Search the data below for the string "solution". Extract every line that contains it.
*** Opening of Recorded information ***
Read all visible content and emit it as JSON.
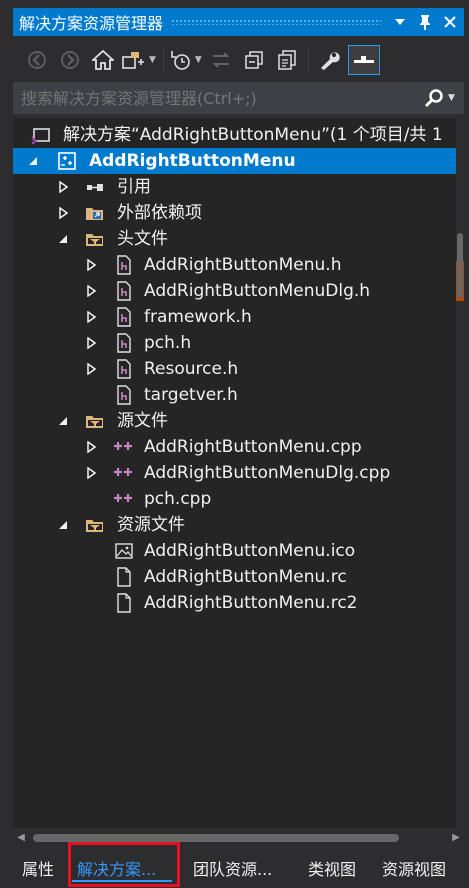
{
  "window": {
    "title": "解决方案资源管理器",
    "pin_icon": "pin-icon",
    "close_icon": "close-icon",
    "dropdown_icon": "dropdown-icon"
  },
  "toolbar": {
    "items": [
      {
        "name": "back-icon",
        "enabled": false
      },
      {
        "name": "forward-icon",
        "enabled": false
      },
      {
        "name": "home-icon",
        "enabled": true
      },
      {
        "name": "switch-views-icon",
        "enabled": true
      },
      {
        "name": "pending-changes-filter-icon",
        "enabled": true
      },
      {
        "name": "sync-active-document-icon",
        "enabled": false
      },
      {
        "name": "collapse-all-icon",
        "enabled": true
      },
      {
        "name": "show-all-files-icon",
        "enabled": true
      },
      {
        "name": "properties-wrench-icon",
        "enabled": true
      },
      {
        "name": "preview-selected-items-icon",
        "enabled": true,
        "active": true
      }
    ]
  },
  "search": {
    "placeholder": "搜索解决方案资源管理器(Ctrl+;)"
  },
  "tree": [
    {
      "id": "solution",
      "label": "解决方案“AddRightButtonMenu”(1 个项目/共 1",
      "icon": "solution-icon",
      "level": 0,
      "arrow": "",
      "selected": false
    },
    {
      "id": "project",
      "label": "AddRightButtonMenu",
      "icon": "cpp-project-icon",
      "level": 1,
      "arrow": "expanded",
      "selected": true
    },
    {
      "id": "references",
      "label": "引用",
      "icon": "references-icon",
      "level": 2,
      "arrow": "collapsed",
      "selected": false
    },
    {
      "id": "external-deps",
      "label": "外部依赖项",
      "icon": "external-dependencies-icon",
      "level": 2,
      "arrow": "collapsed",
      "selected": false
    },
    {
      "id": "header-files",
      "label": "头文件",
      "icon": "filter-folder-icon",
      "level": 2,
      "arrow": "expanded",
      "selected": false
    },
    {
      "id": "h1",
      "label": "AddRightButtonMenu.h",
      "icon": "header-file-icon",
      "level": 3,
      "arrow": "collapsed",
      "selected": false
    },
    {
      "id": "h2",
      "label": "AddRightButtonMenuDlg.h",
      "icon": "header-file-icon",
      "level": 3,
      "arrow": "collapsed",
      "selected": false
    },
    {
      "id": "h3",
      "label": "framework.h",
      "icon": "header-file-icon",
      "level": 3,
      "arrow": "collapsed",
      "selected": false
    },
    {
      "id": "h4",
      "label": "pch.h",
      "icon": "header-file-icon",
      "level": 3,
      "arrow": "collapsed",
      "selected": false
    },
    {
      "id": "h5",
      "label": "Resource.h",
      "icon": "header-file-icon",
      "level": 3,
      "arrow": "collapsed",
      "selected": false
    },
    {
      "id": "h6",
      "label": "targetver.h",
      "icon": "header-file-icon",
      "level": 3,
      "arrow": "",
      "selected": false
    },
    {
      "id": "source-files",
      "label": "源文件",
      "icon": "filter-folder-icon",
      "level": 2,
      "arrow": "expanded",
      "selected": false
    },
    {
      "id": "c1",
      "label": "AddRightButtonMenu.cpp",
      "icon": "cpp-file-icon",
      "level": 3,
      "arrow": "collapsed",
      "selected": false
    },
    {
      "id": "c2",
      "label": "AddRightButtonMenuDlg.cpp",
      "icon": "cpp-file-icon",
      "level": 3,
      "arrow": "collapsed",
      "selected": false
    },
    {
      "id": "c3",
      "label": "pch.cpp",
      "icon": "cpp-file-icon",
      "level": 3,
      "arrow": "",
      "selected": false
    },
    {
      "id": "resource-files",
      "label": "资源文件",
      "icon": "filter-folder-icon",
      "level": 2,
      "arrow": "expanded",
      "selected": false
    },
    {
      "id": "r1",
      "label": "AddRightButtonMenu.ico",
      "icon": "image-file-icon",
      "level": 3,
      "arrow": "",
      "selected": false
    },
    {
      "id": "r2",
      "label": "AddRightButtonMenu.rc",
      "icon": "resource-file-icon",
      "level": 3,
      "arrow": "",
      "selected": false
    },
    {
      "id": "r3",
      "label": "AddRightButtonMenu.rc2",
      "icon": "resource-file-icon",
      "level": 3,
      "arrow": "",
      "selected": false
    }
  ],
  "tabs": [
    {
      "label": "属性",
      "active": false
    },
    {
      "label": "解决方案...",
      "active": true
    },
    {
      "label": "团队资源...",
      "active": false
    },
    {
      "label": "类视图",
      "active": false
    },
    {
      "label": "资源视图",
      "active": false
    }
  ],
  "colors": {
    "accent": "#007acc",
    "active_tab_text": "#3399ff",
    "highlight_box": "#e81123",
    "background": "#252526"
  }
}
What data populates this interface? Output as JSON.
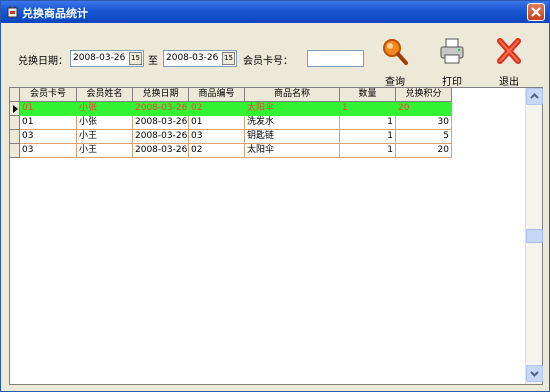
{
  "window": {
    "title": "兑换商品统计"
  },
  "filters": {
    "date_label": "兑换日期：",
    "date_from": "2008-03-26",
    "to_label": "至",
    "date_to": "2008-03-26",
    "card_label": "会员卡号：",
    "card_value": "",
    "calendar_glyph": "15"
  },
  "toolbar": {
    "query_label": "查询",
    "print_label": "打印",
    "exit_label": "退出"
  },
  "grid": {
    "columns": [
      "会员卡号",
      "会员姓名",
      "兑换日期",
      "商品编号",
      "商品名称",
      "数量",
      "兑换积分"
    ],
    "rows": [
      {
        "card": "01",
        "name": "小张",
        "date": "2008-03-26",
        "code": "02",
        "product": "太阳伞",
        "qty": "1",
        "points": "20"
      },
      {
        "card": "01",
        "name": "小张",
        "date": "2008-03-26",
        "code": "01",
        "product": "洗发水",
        "qty": "1",
        "points": "30"
      },
      {
        "card": "03",
        "name": "小王",
        "date": "2008-03-26",
        "code": "03",
        "product": "钥匙链",
        "qty": "1",
        "points": "5"
      },
      {
        "card": "03",
        "name": "小王",
        "date": "2008-03-26",
        "code": "02",
        "product": "太阳伞",
        "qty": "1",
        "points": "20"
      }
    ]
  },
  "colors": {
    "selected_row_bg": "#33f233",
    "selected_row_text": "#ff3b3b",
    "titlebar": "#0b44bd"
  },
  "icons": [
    "app-icon",
    "close-icon",
    "search-icon",
    "printer-icon",
    "exit-icon"
  ]
}
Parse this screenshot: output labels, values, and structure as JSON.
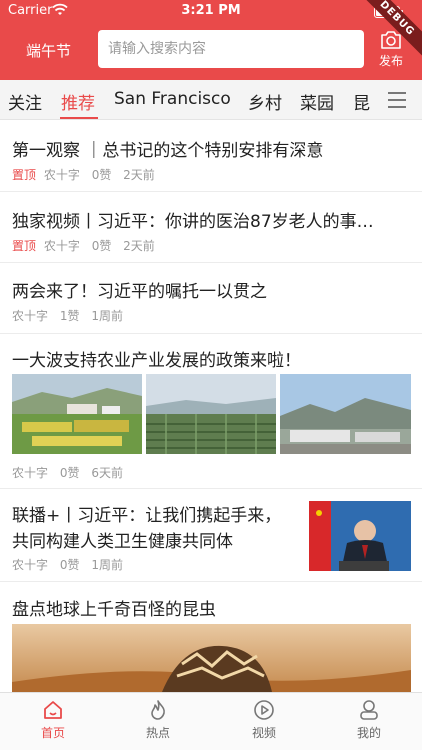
{
  "status_bar": {
    "carrier": "Carrier",
    "time": "3:21 PM",
    "battery_level": 0.95
  },
  "debug_label": "DEBUG",
  "header": {
    "festival": "端午节",
    "search_placeholder": "请输入搜索内容",
    "publish_label": "发布",
    "accent_color": "#e94a4a"
  },
  "tabs": [
    {
      "label": "关注",
      "active": false
    },
    {
      "label": "推荐",
      "active": true
    },
    {
      "label": "San Francisco",
      "active": false
    },
    {
      "label": "乡村",
      "active": false
    },
    {
      "label": "菜园",
      "active": false
    },
    {
      "label": "昆",
      "active": false
    }
  ],
  "feed": [
    {
      "title": "第一观察 ｜总书记的这个特别安排有深意",
      "pinned": "置顶",
      "source": "农十字",
      "likes": "0赞",
      "time": "2天前"
    },
    {
      "title": "独家视频丨习近平：你讲的医治87岁老人的事…",
      "pinned": "置顶",
      "source": "农十字",
      "likes": "0赞",
      "time": "2天前"
    },
    {
      "title": "两会来了！习近平的嘱托一以贯之",
      "source": "农十字",
      "likes": "1赞",
      "time": "1周前"
    },
    {
      "title": "一大波支持农业产业发展的政策来啦！",
      "source": "农十字",
      "likes": "0赞",
      "time": "6天前"
    },
    {
      "title_line1": "联播+丨习近平：让我们携起手来，",
      "title_line2": "共同构建人类卫生健康共同体",
      "source": "农十字",
      "likes": "0赞",
      "time": "1周前"
    },
    {
      "title": "盘点地球上千奇百怪的昆虫"
    }
  ],
  "tabbar": [
    {
      "label": "首页",
      "icon": "home-icon",
      "active": true
    },
    {
      "label": "热点",
      "icon": "flame-icon",
      "active": false
    },
    {
      "label": "视频",
      "icon": "play-circle-icon",
      "active": false
    },
    {
      "label": "我的",
      "icon": "user-icon",
      "active": false
    }
  ]
}
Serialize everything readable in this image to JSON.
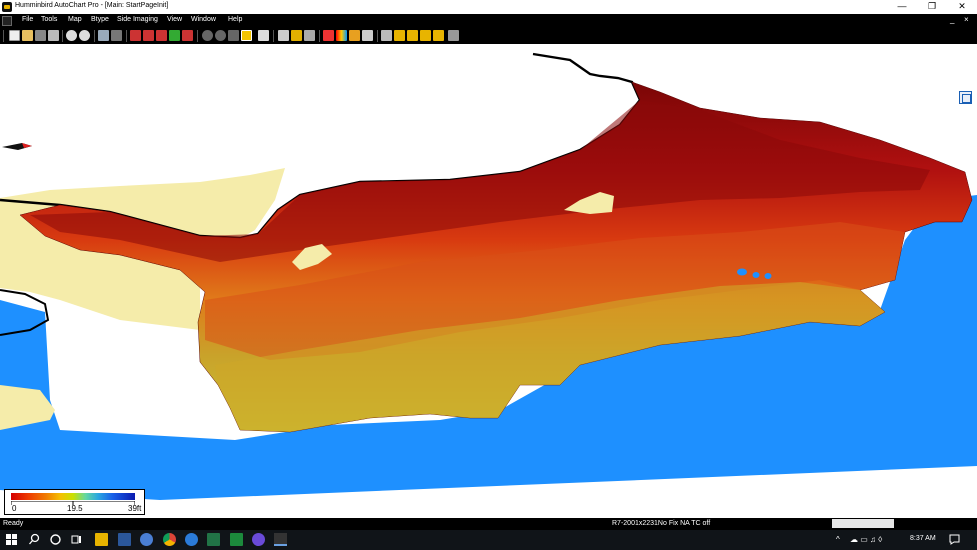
{
  "window": {
    "title": "Humminbird AutoChart Pro - [Main: StartPageInit]",
    "minimize_glyph": "—",
    "restore_glyph": "❐",
    "close_glyph": "✕",
    "icon": "humminbird-app-icon"
  },
  "menu": {
    "items": [
      "File",
      "Tools",
      "Map",
      "Btype",
      "Side Imaging",
      "View",
      "Window",
      "Help"
    ],
    "mdi_minimize": "_",
    "mdi_close": "×"
  },
  "toolbar": {
    "buttons": [
      "new-icon",
      "open-icon",
      "save-icon",
      "print-icon",
      "zoom-in-icon",
      "zoom-out-icon",
      "fit-icon",
      "chart-icon",
      "import-left-icon",
      "import-icon",
      "export-icon",
      "export-right-icon",
      "upload-icon",
      "circle-tool-icon",
      "circle-tool-2-icon",
      "square-tool-icon",
      "3d-cube-icon",
      "page-icon",
      "route-icon",
      "shield-icon",
      "boat-icon",
      "waypoint-icon",
      "palette-icon",
      "contour-icon",
      "layer-icon",
      "grid-icon",
      "house-icon",
      "camera-icon",
      "fish-icon",
      "signal-icon",
      "pen-icon"
    ]
  },
  "map": {
    "water_color": "#1e90ff",
    "land_color": "#f5ecaa",
    "depth_shallow_color": "#c8c436",
    "depth_deep_color": "#8a0a0a"
  },
  "legend": {
    "min": "0",
    "mid": "19.5",
    "max": "39ft",
    "colors": [
      "#d40000",
      "#f07a00",
      "#f5c000",
      "#c9e000",
      "#64d8a0",
      "#2aa8e0",
      "#1860e8",
      "#0a1ab0"
    ]
  },
  "status": {
    "ready": "Ready",
    "info": "R7-2001x2231No Fix   NA  TC off"
  },
  "taskbar": {
    "apps": [
      "windows-start-icon",
      "search-icon",
      "cortana-icon",
      "task-view-icon",
      "file-explorer-icon",
      "word-icon",
      "app-blue-icon",
      "chrome-icon",
      "app-circle-icon",
      "excel-icon",
      "app-green-icon",
      "app-j-icon",
      "humminbird-taskbar-icon"
    ],
    "clock": "8:37 AM",
    "tray_chevron": "^",
    "tray_icons": "☁ ▭ ♫ ◊"
  }
}
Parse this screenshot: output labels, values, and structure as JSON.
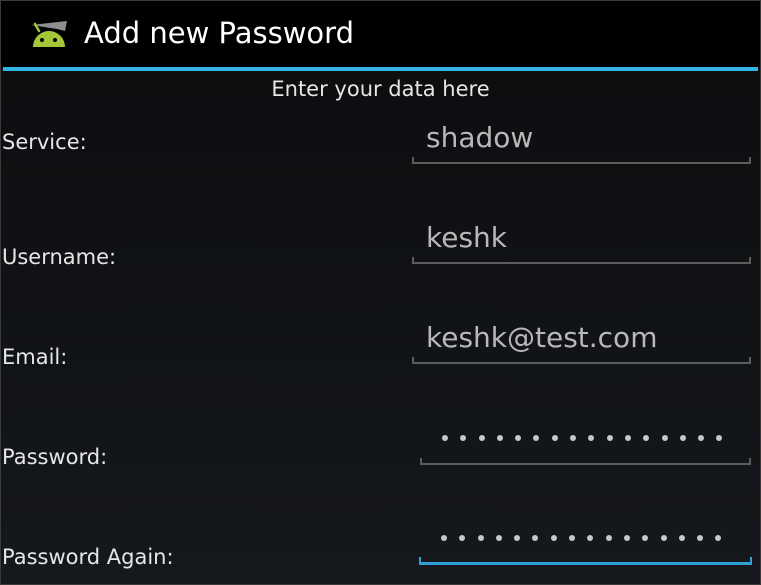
{
  "action_bar": {
    "title": "Add new Password",
    "icon": "android-app-icon",
    "accent_color": "#33b5e5"
  },
  "form": {
    "subtitle": "Enter your data here",
    "service": {
      "label": "Service:",
      "value": "shadow"
    },
    "username": {
      "label": "Username:",
      "value": "keshk"
    },
    "email": {
      "label": "Email:",
      "value": "keshk@test.com"
    },
    "password": {
      "label": "Password:",
      "masked_length": 16
    },
    "password_again": {
      "label": "Password Again:",
      "masked_length": 16,
      "focused": true
    }
  }
}
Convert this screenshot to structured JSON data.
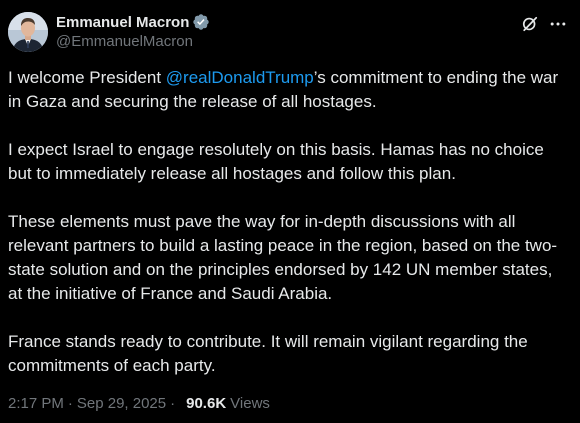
{
  "author": {
    "display_name": "Emmanuel Macron",
    "handle": "@EmmanuelMacron"
  },
  "icons": {
    "verified": "verified-badge-icon",
    "grok": "grok-icon",
    "more": "more-options-icon"
  },
  "colors": {
    "background": "#000000",
    "text": "#e7e9ea",
    "secondary": "#71767b",
    "link": "#1d9bf0"
  },
  "tweet": {
    "p1_before": "I welcome President ",
    "p1_mention": "@realDonaldTrump",
    "p1_after": "’s commitment to ending the war in Gaza and securing the release of all hostages.",
    "p2": "I expect Israel to engage resolutely on this basis. Hamas has no choice but to immediately release all hostages and follow this plan.",
    "p3": "These elements must pave the way for in-depth discussions with all relevant partners to build a lasting peace in the region, based on the two-state solution and on the principles endorsed by 142 UN member states, at the initiative of France and Saudi Arabia.",
    "p4": "France stands ready to contribute. It will remain vigilant regarding the commitments of each party."
  },
  "meta": {
    "time": "2:17 PM",
    "separator": "·",
    "date": "Sep 29, 2025",
    "views_count": "90.6K",
    "views_label": "Views"
  }
}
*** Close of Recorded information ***
Answer to this task >>
      "id": "solution",
      "icon": "solution-icon",
    "p3": "These elements must pave the way for in-depth discussions with all relevant partners to build a lasting peace in the region, based on the two-state solution and on the principles endorsed by 142 UN member states, at the initiative of France and Saudi Arabia.",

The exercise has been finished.